1) Site selection - Celtic lore has it that if you provide a fairy house and leave it in a secluded spot in your garden, the woods, a park, or a place of honor in your home, you encourage fairies to visit and they just might show their gratitude by bringing you some luck and joy. Always respect the environment and the privacy of fairies. You can plan a fairy garden for whatever space you have, large or small, sun or shade, in damp woodland or a colorful flowerbed.
2) Design - First, will your fairy garden be indoors or out? In the general landscape or confined to a window box? Outdoor fairy gardens can be larger and include a greater diversity of plants but a more limited choice for weather-proof accessories. Indoor fairy gardens, on the other hand, can be enjoyed year round, are easier to maintain and are not affected by weather.
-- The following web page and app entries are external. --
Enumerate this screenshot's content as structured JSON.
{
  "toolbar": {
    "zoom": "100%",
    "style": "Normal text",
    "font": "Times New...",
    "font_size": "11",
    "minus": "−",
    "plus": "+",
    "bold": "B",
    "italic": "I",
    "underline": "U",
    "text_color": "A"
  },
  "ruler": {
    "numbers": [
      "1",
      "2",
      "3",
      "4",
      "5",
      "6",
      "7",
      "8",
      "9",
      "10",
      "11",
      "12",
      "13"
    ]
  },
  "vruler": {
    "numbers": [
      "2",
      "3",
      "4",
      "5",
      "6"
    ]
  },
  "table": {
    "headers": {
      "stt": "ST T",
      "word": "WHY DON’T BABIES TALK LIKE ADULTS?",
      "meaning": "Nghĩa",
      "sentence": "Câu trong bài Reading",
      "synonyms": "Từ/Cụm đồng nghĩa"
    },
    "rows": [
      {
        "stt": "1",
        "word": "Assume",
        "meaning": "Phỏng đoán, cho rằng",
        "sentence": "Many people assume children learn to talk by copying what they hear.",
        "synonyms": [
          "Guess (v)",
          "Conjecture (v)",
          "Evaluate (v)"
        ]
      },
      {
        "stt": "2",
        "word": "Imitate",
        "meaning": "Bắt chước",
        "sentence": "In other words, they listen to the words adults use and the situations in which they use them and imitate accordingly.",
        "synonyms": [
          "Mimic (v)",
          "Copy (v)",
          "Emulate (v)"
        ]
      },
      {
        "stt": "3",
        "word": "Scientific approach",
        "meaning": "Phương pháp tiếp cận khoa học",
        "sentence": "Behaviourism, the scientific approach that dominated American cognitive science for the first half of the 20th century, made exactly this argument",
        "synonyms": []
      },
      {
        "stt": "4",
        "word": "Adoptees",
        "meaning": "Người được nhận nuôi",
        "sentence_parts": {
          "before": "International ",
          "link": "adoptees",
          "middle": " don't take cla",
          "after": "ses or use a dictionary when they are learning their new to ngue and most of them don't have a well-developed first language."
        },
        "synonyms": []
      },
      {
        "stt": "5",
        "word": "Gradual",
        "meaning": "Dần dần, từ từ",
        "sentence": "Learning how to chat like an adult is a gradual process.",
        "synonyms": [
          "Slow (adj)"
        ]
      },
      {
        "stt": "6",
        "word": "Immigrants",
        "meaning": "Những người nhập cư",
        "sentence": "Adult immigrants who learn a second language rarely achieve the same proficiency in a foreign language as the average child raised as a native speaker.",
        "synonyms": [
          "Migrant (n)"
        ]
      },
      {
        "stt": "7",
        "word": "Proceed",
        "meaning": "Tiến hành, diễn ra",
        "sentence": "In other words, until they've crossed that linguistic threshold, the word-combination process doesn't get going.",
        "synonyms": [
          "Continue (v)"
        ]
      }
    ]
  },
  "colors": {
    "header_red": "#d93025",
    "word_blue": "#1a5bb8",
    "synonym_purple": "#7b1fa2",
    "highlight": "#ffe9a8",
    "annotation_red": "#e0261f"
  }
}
3) Theme - There are many styles and themes for fairy gardens. Do you think your fairies might feel more at home in a beach setting, down on the farm or just a simple garden plot? Maybe you feel they would rather play and frolic in a cottage garden or slumber deep within a woodland setting. Or, why not a play on words using plants with fairy names, like 'Elfin' Thyme 'The Fairy' Rose?
4) Housing – A fairy house can be the centerpiece around which you create your fairy domain. Pick a house to fit the theme and your fairy house can be as fancy or as simple as your imagination, time constraints and financial considerations dictate. Of course, the fairy door is always an important element in any fairy garden as a miniature door is thought to provide wee folk an easy portal from their otherworldly realm to ours.
5) Plants - Choosing the best plants for your fairy garden is vital and it's important to buy plants that fit the scale. Herbs like a small-leaved Basil, Chamomile, Sage, Thyme and Marjoram work well. For outdoor gardens in shade, Baby Tears, Miniature Hosta and Miniature Rush are just a few that would work well. For sunny fairy gardens, Irish Moss, Pinks (Dianthus) and Miniature Roses are all good choices. A complete list of potential fairy garden plants can be found in the book.
The National Garden Bureau thanks Betty Earl for this excerpt. Founded in 1920, the National Garden Bureau is a non-profit organization whose mission is to disseminate basic instructions for home gardeners. Learn more here.